§ Your instructions
Exact copy, no pictures: restate each entry below word for word.

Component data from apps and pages
-*-

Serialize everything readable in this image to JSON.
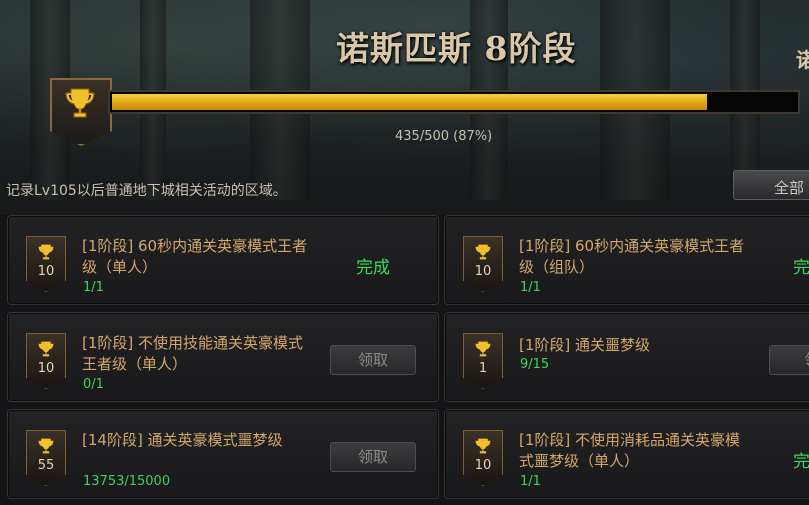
{
  "header": {
    "title": "诺斯匹斯 8阶段",
    "title_right": "诺",
    "progress": {
      "current": 435,
      "total": 500,
      "text": "435/500 (87%)",
      "fraction": 0.87
    },
    "description": "记录Lv105以后普通地下城相关活动的区域。",
    "all_button": "全部"
  },
  "colors": {
    "title": "#d8c8a8",
    "bar": "#e0a914",
    "complete": "#38d85a",
    "progress_count": "#3fd35b",
    "task_title": "#d2a86a"
  },
  "tasks": [
    {
      "badge": "10",
      "title": "[1阶段] 60秒内通关英豪模式王者级（单人）",
      "count": "1/1",
      "status": "完成"
    },
    {
      "badge": "10",
      "title": "[1阶段] 60秒内通关英豪模式王者级（组队）",
      "count": "1/1",
      "status": "完"
    },
    {
      "badge": "10",
      "title": "[1阶段] 不使用技能通关英豪模式王者级（单人）",
      "count": "0/1",
      "status": "领取"
    },
    {
      "badge": "1",
      "title": "[1阶段] 通关噩梦级",
      "count": "9/15",
      "status": "领"
    },
    {
      "badge": "55",
      "title": "[14阶段] 通关英豪模式噩梦级",
      "count": "13753/15000",
      "status": "领取"
    },
    {
      "badge": "10",
      "title": "[1阶段] 不使用消耗品通关英豪模式噩梦级（单人）",
      "count": "1/1",
      "status": "完"
    }
  ]
}
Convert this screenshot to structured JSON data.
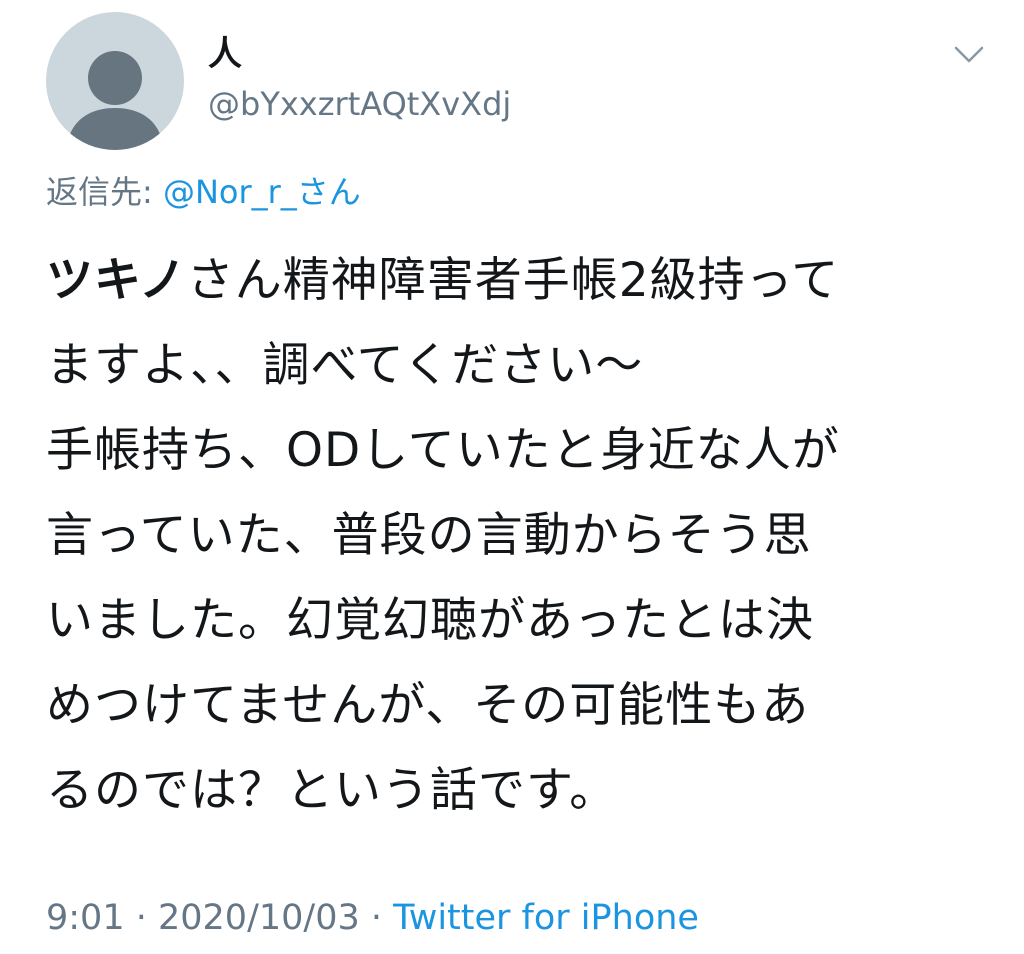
{
  "author": {
    "display_name": "人",
    "handle": "@bYxxzrtAQtXvXdj",
    "avatar_icon": "default-profile-silhouette"
  },
  "menu_icon": "chevron-down-icon",
  "reply": {
    "prefix": "返信先: ",
    "mention": "@Nor_r_さん"
  },
  "tweet": {
    "line1_bold": "ツキノ",
    "line1_rest": "さん精神障害者手帳2級持って",
    "line2": "ますよ、、調べてください〜",
    "line3": "手帳持ち、ODしていたと身近な人が",
    "line4": "言っていた、普段の言動からそう思",
    "line5": "いました。幻覚幻聴があったとは決",
    "line6": "めつけてませんが、その可能性もあ",
    "line7": "るのでは？という話です。"
  },
  "meta": {
    "time": "9:01",
    "separator": " · ",
    "date": "2020/10/03",
    "source": "Twitter for iPhone"
  },
  "colors": {
    "text_primary": "#14171a",
    "text_secondary": "#657786",
    "link": "#1b95e0",
    "avatar_bg": "#ccd6dd",
    "avatar_fg": "#6e7b86"
  }
}
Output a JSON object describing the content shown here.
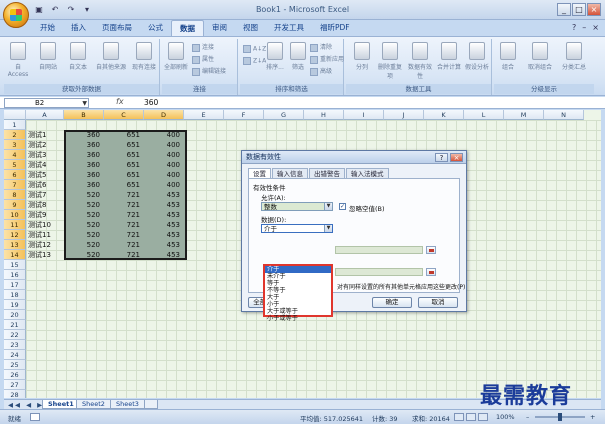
{
  "app": {
    "title": "Book1 - Microsoft Excel",
    "qat": [
      "▣",
      "↶",
      "↷",
      "▾"
    ],
    "window_controls": [
      "_",
      "□",
      "×"
    ]
  },
  "tabs": [
    "开始",
    "插入",
    "页面布局",
    "公式",
    "数据",
    "审阅",
    "视图",
    "开发工具",
    "福昕PDF"
  ],
  "active_tab": "数据",
  "tab_right_icons": [
    "?",
    "–",
    "×"
  ],
  "ribbon": {
    "groups": [
      {
        "name": "获取外部数据",
        "buttons": [
          "自 Access",
          "自网站",
          "自文本",
          "自其他来源",
          "现有连接"
        ]
      },
      {
        "name": "连接",
        "buttons": [
          "全部刷新"
        ],
        "small": [
          "连接",
          "属性",
          "编辑链接"
        ]
      },
      {
        "name": "排序和筛选",
        "buttons": [
          "排序...",
          "筛选"
        ],
        "small": [
          "清除",
          "重新应用",
          "高级"
        ]
      },
      {
        "name": "数据工具",
        "buttons": [
          "分列",
          "删除重复项",
          "数据有效性",
          "合并计算",
          "假设分析"
        ]
      },
      {
        "name": "分级显示",
        "buttons": [
          "组合",
          "取消组合",
          "分类汇总"
        ]
      }
    ]
  },
  "formula_bar": {
    "cell": "B2",
    "fx": "fx",
    "value": "360"
  },
  "columns": [
    "A",
    "B",
    "C",
    "D",
    "E",
    "F",
    "G",
    "H",
    "I",
    "J",
    "K",
    "L",
    "M",
    "N"
  ],
  "rows": [
    "1",
    "2",
    "3",
    "4",
    "5",
    "6",
    "7",
    "8",
    "9",
    "10",
    "11",
    "12",
    "13",
    "14",
    "15",
    "16",
    "17",
    "18",
    "19",
    "20",
    "21",
    "22",
    "23",
    "24",
    "25",
    "26",
    "27",
    "28"
  ],
  "cells": {
    "names": [
      "测试1",
      "测试2",
      "测试3",
      "测试4",
      "测试5",
      "测试6",
      "测试7",
      "测试8",
      "测试9",
      "测试10",
      "测试11",
      "测试12",
      "测试13"
    ],
    "b": [
      "360",
      "360",
      "360",
      "360",
      "360",
      "360",
      "520",
      "520",
      "520",
      "520",
      "520",
      "520",
      "520"
    ],
    "c": [
      "651",
      "651",
      "651",
      "651",
      "651",
      "651",
      "721",
      "721",
      "721",
      "721",
      "721",
      "721",
      "721"
    ],
    "d": [
      "400",
      "400",
      "400",
      "400",
      "400",
      "400",
      "453",
      "453",
      "453",
      "453",
      "453",
      "453",
      "453"
    ]
  },
  "sheet_tabs": [
    "Sheet1",
    "Sheet2",
    "Sheet3"
  ],
  "sheet_nav": "◀◀ ◀ ▶ ▶▶",
  "status": {
    "mode": "就绪",
    "average": "平均值: 517.025641",
    "count": "计数: 39",
    "sum": "求和: 20164",
    "zoom": "100%"
  },
  "dialog": {
    "title": "数据有效性",
    "tabs": [
      "设置",
      "输入信息",
      "出错警告",
      "输入法模式"
    ],
    "criteria_label": "有效性条件",
    "allow_label": "允许(A):",
    "allow_value": "整数",
    "ignore_blank": "忽略空值(B)",
    "data_label": "数据(D):",
    "data_value": "介于",
    "options": [
      "介于",
      "未介于",
      "等于",
      "不等于",
      "大于",
      "小于",
      "大于或等于",
      "小于或等于"
    ],
    "apply_text": "对有同样设置的所有其他单元格应用这些更改(P)",
    "clear_all": "全部清除(C)",
    "ok": "确定",
    "cancel": "取消"
  },
  "watermark": "最需教育"
}
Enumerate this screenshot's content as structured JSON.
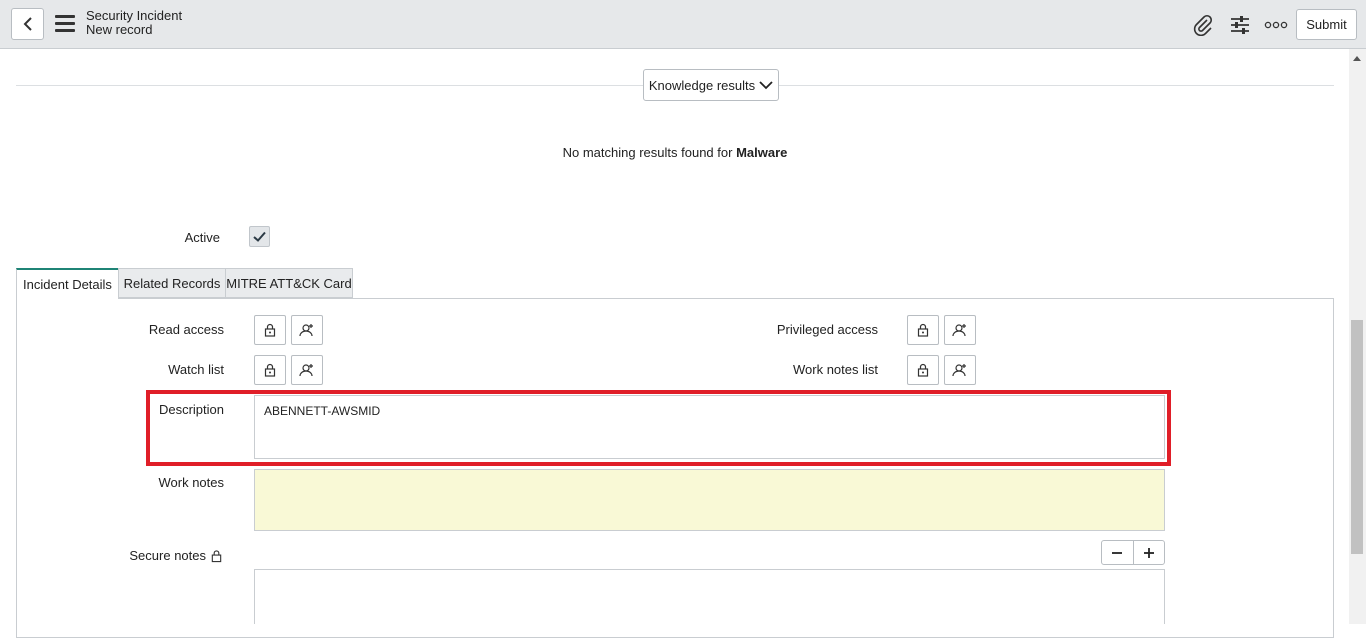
{
  "header": {
    "title": "Security Incident",
    "subtitle": "New record",
    "submit_label": "Submit",
    "icons": [
      "back-icon",
      "menu-icon",
      "paperclip-icon",
      "sliders-icon",
      "more-icon"
    ]
  },
  "knowledge": {
    "button_label": "Knowledge results",
    "no_match_prefix": "No matching results found for",
    "no_match_term": "Malware"
  },
  "form": {
    "active_label": "Active",
    "active_checked": true
  },
  "tabs": [
    {
      "label": "Incident Details",
      "active": true
    },
    {
      "label": "Related Records",
      "active": false
    },
    {
      "label": "MITRE ATT&CK Card",
      "active": false
    }
  ],
  "fields": {
    "read_access_label": "Read access",
    "watch_list_label": "Watch list",
    "privileged_access_label": "Privileged access",
    "work_notes_list_label": "Work notes list",
    "description_label": "Description",
    "description_value": "ABENNETT-AWSMID",
    "work_notes_label": "Work notes",
    "work_notes_value": "",
    "secure_notes_label": "Secure notes",
    "secure_notes_value": ""
  },
  "colors": {
    "accent": "#1f8476",
    "highlight": "#e01e28",
    "work_notes_bg": "#f9f9d6",
    "header_bg": "#e6e8ea"
  }
}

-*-

§ Result of the task
Serialize everything readable in this image to JSON.
{
  "header": {
    "title": "诺斯匹斯 8阶段",
    "title_right": "诺",
    "progress": {
      "current": 435,
      "total": 500,
      "text": "435/500 (87%)",
      "fraction": 0.87
    },
    "description": "记录Lv105以后普通地下城相关活动的区域。",
    "all_button": "全部"
  },
  "colors": {
    "title": "#d8c8a8",
    "bar": "#e0a914",
    "complete": "#38d85a",
    "progress_count": "#3fd35b",
    "task_title": "#d2a86a"
  },
  "tasks": [
    {
      "badge": "10",
      "title": "[1阶段] 60秒内通关英豪模式王者级（单人）",
      "count": "1/1",
      "status": "完成"
    },
    {
      "badge": "10",
      "title": "[1阶段] 60秒内通关英豪模式王者级（组队）",
      "count": "1/1",
      "status": "完"
    },
    {
      "badge": "10",
      "title": "[1阶段] 不使用技能通关英豪模式王者级（单人）",
      "count": "0/1",
      "status": "领取"
    },
    {
      "badge": "1",
      "title": "[1阶段] 通关噩梦级",
      "count": "9/15",
      "status": "领"
    },
    {
      "badge": "55",
      "title": "[14阶段] 通关英豪模式噩梦级",
      "count": "13753/15000",
      "status": "领取"
    },
    {
      "badge": "10",
      "title": "[1阶段] 不使用消耗品通关英豪模式噩梦级（单人）",
      "count": "1/1",
      "status": "完"
    }
  ]
}
Convert this screenshot to structured JSON data.
{
  "author": {
    "display_name": "人",
    "handle": "@bYxxzrtAQtXvXdj",
    "avatar_icon": "default-profile-silhouette"
  },
  "menu_icon": "chevron-down-icon",
  "reply": {
    "prefix": "返信先: ",
    "mention": "@Nor_r_さん"
  },
  "tweet": {
    "line1_bold": "ツキノ",
    "line1_rest": "さん精神障害者手帳2級持って",
    "line2": "ますよ、、調べてください〜",
    "line3": "手帳持ち、ODしていたと身近な人が",
    "line4": "言っていた、普段の言動からそう思",
    "line5": "いました。幻覚幻聴があったとは決",
    "line6": "めつけてませんが、その可能性もあ",
    "line7": "るのでは？という話です。"
  },
  "meta": {
    "time": "9:01",
    "separator": " · ",
    "date": "2020/10/03",
    "source": "Twitter for iPhone"
  },
  "colors": {
    "text_primary": "#14171a",
    "text_secondary": "#657786",
    "link": "#1b95e0",
    "avatar_bg": "#ccd6dd",
    "avatar_fg": "#6e7b86"
  }
}
Output a JSON object describing the content shown here.
{
  "app": {
    "title": "Book1 - Microsoft Excel",
    "qat": [
      "▣",
      "↶",
      "↷",
      "▾"
    ],
    "window_controls": [
      "_",
      "□",
      "×"
    ]
  },
  "tabs": [
    "开始",
    "插入",
    "页面布局",
    "公式",
    "数据",
    "审阅",
    "视图",
    "开发工具",
    "福昕PDF"
  ],
  "active_tab": "数据",
  "tab_right_icons": [
    "?",
    "–",
    "×"
  ],
  "ribbon": {
    "groups": [
      {
        "name": "获取外部数据",
        "buttons": [
          "自 Access",
          "自网站",
          "自文本",
          "自其他来源",
          "现有连接"
        ]
      },
      {
        "name": "连接",
        "buttons": [
          "全部刷新"
        ],
        "small": [
          "连接",
          "属性",
          "编辑链接"
        ]
      },
      {
        "name": "排序和筛选",
        "buttons": [
          "排序...",
          "筛选"
        ],
        "small": [
          "清除",
          "重新应用",
          "高级"
        ]
      },
      {
        "name": "数据工具",
        "buttons": [
          "分列",
          "删除重复项",
          "数据有效性",
          "合并计算",
          "假设分析"
        ]
      },
      {
        "name": "分级显示",
        "buttons": [
          "组合",
          "取消组合",
          "分类汇总"
        ]
      }
    ]
  },
  "formula_bar": {
    "cell": "B2",
    "fx": "fx",
    "value": "360"
  },
  "columns": [
    "A",
    "B",
    "C",
    "D",
    "E",
    "F",
    "G",
    "H",
    "I",
    "J",
    "K",
    "L",
    "M",
    "N"
  ],
  "rows": [
    "1",
    "2",
    "3",
    "4",
    "5",
    "6",
    "7",
    "8",
    "9",
    "10",
    "11",
    "12",
    "13",
    "14",
    "15",
    "16",
    "17",
    "18",
    "19",
    "20",
    "21",
    "22",
    "23",
    "24",
    "25",
    "26",
    "27",
    "28"
  ],
  "cells": {
    "names": [
      "测试1",
      "测试2",
      "测试3",
      "测试4",
      "测试5",
      "测试6",
      "测试7",
      "测试8",
      "测试9",
      "测试10",
      "测试11",
      "测试12",
      "测试13"
    ],
    "b": [
      "360",
      "360",
      "360",
      "360",
      "360",
      "360",
      "520",
      "520",
      "520",
      "520",
      "520",
      "520",
      "520"
    ],
    "c": [
      "651",
      "651",
      "651",
      "651",
      "651",
      "651",
      "721",
      "721",
      "721",
      "721",
      "721",
      "721",
      "721"
    ],
    "d": [
      "400",
      "400",
      "400",
      "400",
      "400",
      "400",
      "453",
      "453",
      "453",
      "453",
      "453",
      "453",
      "453"
    ]
  },
  "sheet_tabs": [
    "Sheet1",
    "Sheet2",
    "Sheet3"
  ],
  "sheet_nav": "◀◀ ◀ ▶ ▶▶",
  "status": {
    "mode": "就绪",
    "average": "平均值: 517.025641",
    "count": "计数: 39",
    "sum": "求和: 20164",
    "zoom": "100%"
  },
  "dialog": {
    "title": "数据有效性",
    "tabs": [
      "设置",
      "输入信息",
      "出错警告",
      "输入法模式"
    ],
    "criteria_label": "有效性条件",
    "allow_label": "允许(A):",
    "allow_value": "整数",
    "ignore_blank": "忽略空值(B)",
    "data_label": "数据(D):",
    "data_value": "介于",
    "options": [
      "介于",
      "未介于",
      "等于",
      "不等于",
      "大于",
      "小于",
      "大于或等于",
      "小于或等于"
    ],
    "apply_text": "对有同样设置的所有其他单元格应用这些更改(P)",
    "clear_all": "全部清除(C)",
    "ok": "确定",
    "cancel": "取消"
  },
  "watermark": "最需教育"
}
Enumerate this screenshot's content as structured JSON.
{
  "header": {
    "title": "Security Incident",
    "subtitle": "New record",
    "submit_label": "Submit",
    "icons": [
      "back-icon",
      "menu-icon",
      "paperclip-icon",
      "sliders-icon",
      "more-icon"
    ]
  },
  "knowledge": {
    "button_label": "Knowledge results",
    "no_match_prefix": "No matching results found for",
    "no_match_term": "Malware"
  },
  "form": {
    "active_label": "Active",
    "active_checked": true
  },
  "tabs": [
    {
      "label": "Incident Details",
      "active": true
    },
    {
      "label": "Related Records",
      "active": false
    },
    {
      "label": "MITRE ATT&CK Card",
      "active": false
    }
  ],
  "fields": {
    "read_access_label": "Read access",
    "watch_list_label": "Watch list",
    "privileged_access_label": "Privileged access",
    "work_notes_list_label": "Work notes list",
    "description_label": "Description",
    "description_value": "ABENNETT-AWSMID",
    "work_notes_label": "Work notes",
    "work_notes_value": "",
    "secure_notes_label": "Secure notes",
    "secure_notes_value": ""
  },
  "colors": {
    "accent": "#1f8476",
    "highlight": "#e01e28",
    "work_notes_bg": "#f9f9d6",
    "header_bg": "#e6e8ea"
  }
}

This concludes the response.